Bex Bailey, 25, has alleged she was attacked by a senior party figure, who was not an MP, at an event in 2011 when she was 19-years-old.
She said she approached someone at the Labour Party headquarters to ask about reporting the attack but was discouraged from going to the police.
Ms Bailey decided to speak out about the event to BBC Radio 4, waiving her automatic right to anonymity granted to victims or alleged victims of sexual offences.
She told Carolyn Quinn she was doing so in order to urge senior politicians to make it easier for people to report in-party harassment or assaults.
Parliament and the Prime Minister have been under intense pressure to clamp down on such behaviour.
Ms Bailey believes there should be an independent and unbiased body that could deal with such allegations without the influence of political loyalty.
The former member of Labour’s National Executive Committee told the programme that after the alleged attack she “tried to pretend it hadn’t happened” and did not report it to the police.
“I was scared, I felt ashamed, I know that the Labour Party, like any family, loves a good gossip – and I didn’t want people to know and I also was worried that I wouldn’t be believed if I did,” she said.
Two years later she approached a party official and spoke to them about what had happened.
“It took me a while to sum up the courage to tell anyone in the party,” she said.
“But when I did, I told a senior member of staff, who told me… or it was suggested to me that I not report it, I was told that if I did it might damage me – and that might be their genuine view, it might be that that was the case in which case that shows that we have a serious problem in politics with this issue anyway.”

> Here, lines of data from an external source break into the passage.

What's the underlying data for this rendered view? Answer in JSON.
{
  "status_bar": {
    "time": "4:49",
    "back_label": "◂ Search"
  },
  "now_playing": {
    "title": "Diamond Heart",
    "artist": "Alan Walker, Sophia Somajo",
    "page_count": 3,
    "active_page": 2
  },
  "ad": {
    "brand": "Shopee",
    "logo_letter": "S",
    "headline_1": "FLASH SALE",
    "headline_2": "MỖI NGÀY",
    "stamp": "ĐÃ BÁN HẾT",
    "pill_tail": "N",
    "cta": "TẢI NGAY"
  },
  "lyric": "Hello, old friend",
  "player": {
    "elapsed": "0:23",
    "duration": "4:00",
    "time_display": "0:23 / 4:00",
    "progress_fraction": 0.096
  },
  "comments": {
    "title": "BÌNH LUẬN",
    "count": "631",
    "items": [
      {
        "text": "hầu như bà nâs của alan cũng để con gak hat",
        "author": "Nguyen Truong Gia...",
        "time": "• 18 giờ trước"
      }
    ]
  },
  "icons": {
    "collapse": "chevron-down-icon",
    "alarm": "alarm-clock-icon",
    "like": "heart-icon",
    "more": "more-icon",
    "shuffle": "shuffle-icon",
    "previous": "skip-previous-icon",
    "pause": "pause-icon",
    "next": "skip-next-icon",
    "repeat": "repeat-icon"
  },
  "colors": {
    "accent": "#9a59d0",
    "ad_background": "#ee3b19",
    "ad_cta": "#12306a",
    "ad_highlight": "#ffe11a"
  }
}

Ms Bailey said she was “not signposted to anyone” that could give her good advice about the incident and said there was no apparent procedure in place to report it.
“I don’t think I was even given a cup of tea at the time,” she said. “It was quite a horrible experience and this is why I’ve been fighting so hard for changes to the way that we do this.”